Last week, the Nova Scotia Court of Appeal upheld the constitutionality of the province’s wills variation legislation in the matter of Nova Scotia (Attorney General) v. Lawen Estate, 2021 NSCA 39 [Lawen].
In Lawen, the will-maker died leaving four adult children: three daughters and one son (“Michael”). The will-maker’s Will left $50,000 to each of two daughters, nothing to the third daughter, and the rest of the estate to Michael.
Following the will-maker’s death, the three daughters brought an action under section 3 of Nova Scotia’s Testators’ Family Maintenance Act (the “TFMA”), alleging that the Will failed to make adequate provision for them as children of the will-maker. Section 3 of the TFMA provides that, where a will-maker dies without having made adequate provision in his Will for the proper maintenance and support of a “dependant”, a judge may order that provision be made out of the will-maker’s estate for the proper maintenance and support of the dependant. “Dependant” is defined in the TFMA as “the widow or widower or the child of a [will-maker].” The definition does not require that the child or the spouse of a will-maker be dependent on the will-maker.
Michael and the estate’s executor (the “Applicants”) brought an application, separate from the daughters’ actions, challenging the constitutional validity of the relevant provisions of the TFMA on the grounds that those provisions contravened the will-maker’s freedom of conscience under section 2(a) of the Canadian Charter of Rights and Freedoms (the “Charter”) and the will-maker’s liberty rights under section 7 of the Charter.
The application judge held that section 2(a) of the Charter was not violated by the impugned provisions of the TFMA, but that the definition of “dependant” was overly broad and offended the section 7 liberty interests of will-makers generally. Pursuant to section 52 of the Constitution Act, 1982, the judge read down the meaning of “dependant” in the TFMA to exclude non-dependant adult children.

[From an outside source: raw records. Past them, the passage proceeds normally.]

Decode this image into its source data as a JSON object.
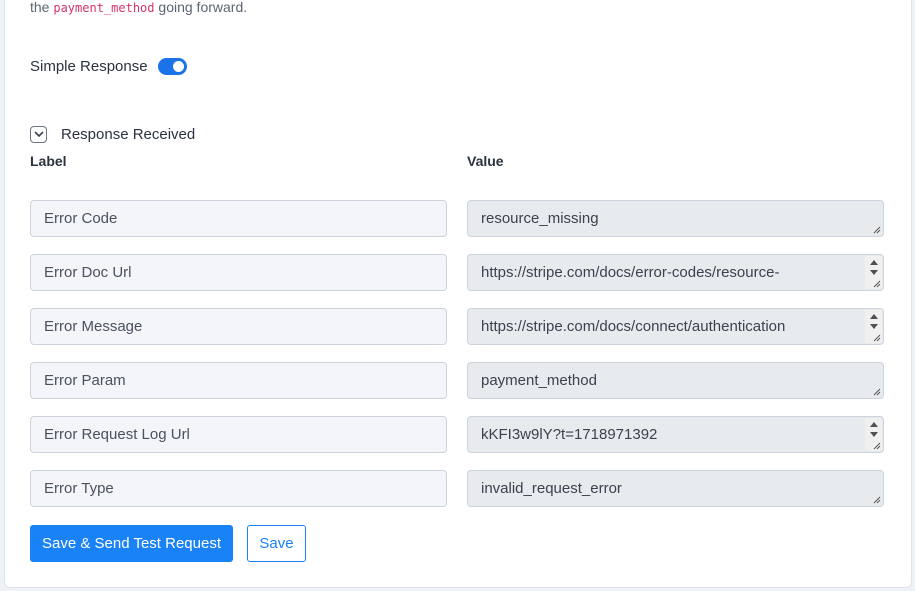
{
  "intro": {
    "prefix": "the",
    "code": "payment_method",
    "suffix": "going forward."
  },
  "simple_response": {
    "label": "Simple Response",
    "enabled": true
  },
  "response_received": {
    "label": "Response Received",
    "expanded": true
  },
  "table": {
    "label_header": "Label",
    "value_header": "Value",
    "rows": [
      {
        "label": "Error Code",
        "value": "resource_missing",
        "ghost": ""
      },
      {
        "label": "Error Doc Url",
        "value": "https://stripe.com/docs/error-codes/resource-",
        "ghost": ""
      },
      {
        "label": "Error Message",
        "value": "https://stripe.com/docs/connect/authentication",
        "ghost": ""
      },
      {
        "label": "Error Param",
        "value": "payment_method",
        "ghost": ""
      },
      {
        "label": "Error Request Log Url",
        "value": "kKFI3w9lY?t=1718971392",
        "ghost": ""
      },
      {
        "label": "Error Type",
        "value": "invalid_request_error",
        "ghost": ""
      }
    ]
  },
  "actions": {
    "save_send": "Save & Send Test Request",
    "save": "Save"
  },
  "colors": {
    "accent": "#1a82f7",
    "toggle": "#1a73e8"
  }
}
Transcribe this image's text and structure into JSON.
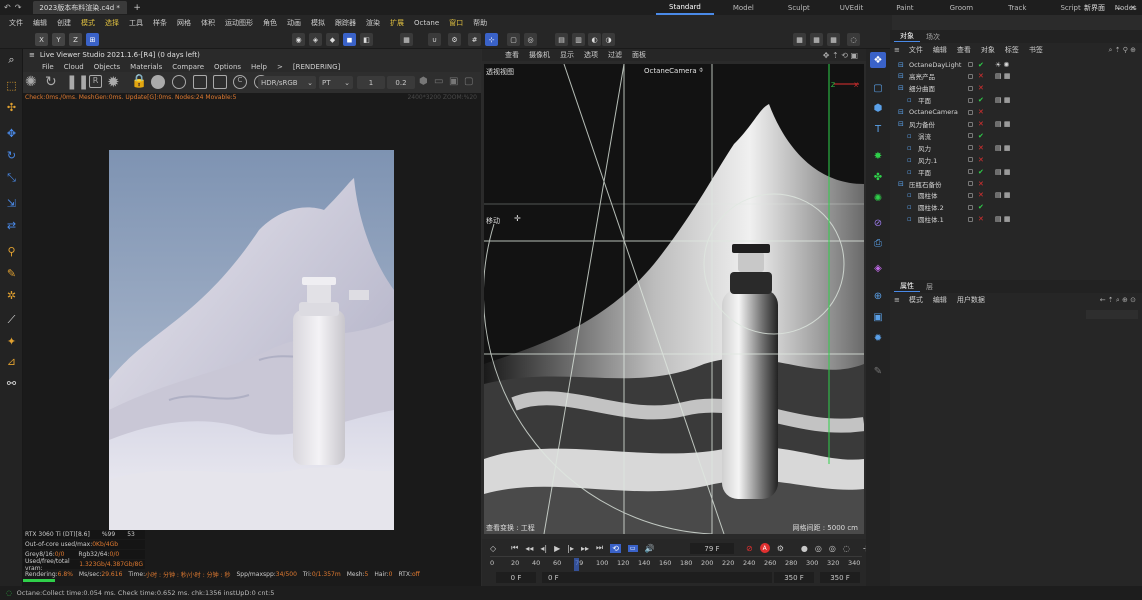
{
  "titlebar": {
    "tab_title": "2023版本布料渲染.c4d *",
    "new_tab": "+",
    "layouts": [
      "Standard",
      "Model",
      "Sculpt",
      "UVEdit",
      "Paint",
      "Groom",
      "Track",
      "Script",
      "Nodes"
    ],
    "active_layout": "Standard",
    "add_layout": "+",
    "new_ui": "新界面"
  },
  "menubar": [
    "文件",
    "编辑",
    "创建",
    "模式",
    "选择",
    "工具",
    "样条",
    "网格",
    "体积",
    "运动图形",
    "角色",
    "动画",
    "模拟",
    "跟踪器",
    "渲染",
    "扩展",
    "Octane",
    "窗口",
    "帮助"
  ],
  "axis_buttons": [
    "X",
    "Y",
    "Z"
  ],
  "live_viewer": {
    "title": "Live Viewer Studio 2021.1.6-[R4] (0 days left)",
    "menu": [
      "File",
      "Cloud",
      "Objects",
      "Materials",
      "Compare",
      "Options",
      "Help",
      ">",
      "[RENDERING]"
    ],
    "color_space": "HDR/sRGB",
    "kernel": "PT",
    "value1": "1",
    "value2": "0.2",
    "status_line": "Check:0ms./0ms. MeshGen:0ms. Update[G]:0ms. Nodes:24 Movable:5",
    "resolution_info": "2400*3200 ZOOM:%20",
    "stats": {
      "gpu": "RTX 3060 Ti (DT)[8.6]",
      "gpu_pct": "%99",
      "gpu_temp": "53",
      "out_of_core": "Out-of-core used/max:",
      "out_of_core_val": "0Kb/4Gb",
      "grey": "Grey8/16:",
      "grey_val": "0/0",
      "rgb": "Rgb32/64:",
      "rgb_val": "0/0",
      "vram": "Used/free/total vram:",
      "vram_val": "1.323Gb/4.387Gb/8G",
      "rendering": "Rendering:",
      "rendering_pct": "6.8%",
      "ms_sec": "Ms/sec:",
      "ms_sec_val": "29.616",
      "time": "Time:",
      "time_val": "小时 : 分钟 : 秒/小时 : 分钟 : 秒",
      "spp": "Spp/maxspp:",
      "spp_val": "34/500",
      "tri": "Tri:",
      "tri_val": "0/1.357m",
      "mesh": "Mesh:",
      "mesh_val": "5",
      "hair": "Hair:",
      "hair_val": "0",
      "rtx": "RTX:",
      "rtx_val": "off"
    }
  },
  "viewport": {
    "menu": [
      "查看",
      "摄像机",
      "显示",
      "选项",
      "过滤",
      "面板"
    ],
    "view_name": "透视视图",
    "camera": "OctaneCamera",
    "move_label": "移动",
    "bottom_left": "查看变换 : 工程",
    "grid_spacing": "网格间距 : 5000 cm"
  },
  "timeline": {
    "current_frame": "79 F",
    "ticks": [
      "0",
      "20",
      "40",
      "60",
      "79",
      "100",
      "120",
      "140",
      "160",
      "180",
      "200",
      "220",
      "240",
      "260",
      "280",
      "300",
      "320",
      "340"
    ],
    "start": "0 F",
    "start2": "0 F",
    "end": "350 F",
    "end2": "350 F"
  },
  "object_manager": {
    "tabs": [
      "对象",
      "场次"
    ],
    "menu": [
      "文件",
      "编辑",
      "查看",
      "对象",
      "标签",
      "书签"
    ],
    "objects": [
      {
        "name": "OctaneDayLight",
        "indent": 0
      },
      {
        "name": "高亮产品",
        "indent": 0
      },
      {
        "name": "细分曲面",
        "indent": 0
      },
      {
        "name": "平面",
        "indent": 1
      },
      {
        "name": "OctaneCamera",
        "indent": 0
      },
      {
        "name": "风力备份",
        "indent": 0
      },
      {
        "name": "涡流",
        "indent": 1
      },
      {
        "name": "风力",
        "indent": 1
      },
      {
        "name": "风力.1",
        "indent": 1
      },
      {
        "name": "平面",
        "indent": 1
      },
      {
        "name": "压瓶石备份",
        "indent": 0
      },
      {
        "name": "圆柱体",
        "indent": 1
      },
      {
        "name": "圆柱体.2",
        "indent": 1
      },
      {
        "name": "圆柱体.1",
        "indent": 1
      }
    ]
  },
  "properties": {
    "tabs": [
      "属性",
      "层"
    ],
    "menu": [
      "模式",
      "编辑",
      "用户数据"
    ]
  },
  "statusbar": "Octane:Collect time:0.054 ms.  Check time:0.652 ms.  chk:1356  instUpD:0  cnt:5",
  "colors": {
    "accent": "#3a62c8",
    "warning": "#e07a30",
    "green_axis": "#2fd04a",
    "red_axis": "#e03030"
  }
}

On appeal, the Nova Scotia Court of Appeal agreed with the application judge that the Applicants had failed to establish a breach of section 2(a) of the Charter. No evidence was adduced as to what the will-maker’s beliefs might have been with respect to the distribution of his estate. In any case, evidence of the will-maker’s beliefs would have been irrelevant to whether sections 2(b) and 3(1) of the TFMA offended all will-makers’ sense of conscience.
While the Court agreed with the application judge’s section 2 analysis, the Court found that the application judge had erred in finding that the provisions of the TFMA offended the will-maker’s section 7 liberty interests. The Applicants, as public interest litigants, had not put any evidence before the application judge which would have allowed him to determine that the will-maker’s liberty interests were engaged, or to determine whether the will-maker’s liberty interests were in accordance with the fundamental principles of justice. The Applicants relied only on speculation and the inference of a breach of autonomy arising solely from the possible variation of the Will after the death of the will-maker.
As a result, the appellate court allowed the appeal. The Applicants were ordered to pay costs personally in relation to the action. In awarding costs against the Applicants, the Court noted:
“[…] in this litigation the [Applicants] failed to satisfy the evidentiary obligations of public interest litigants and were, effectively, seeking to prosecute the Charter rights of a deceased individual, which are not justiciable. They relied on speculation, bald assertions, and tenuous arguments to attempt to establish the Charter breaches. The [Applicants] did nothing to advance the matter from a public interest point of view.
If you have any questions about British Columbia’s wills variation legislation, a member of our Wills, Estates + Trusts team would be happy to assist you.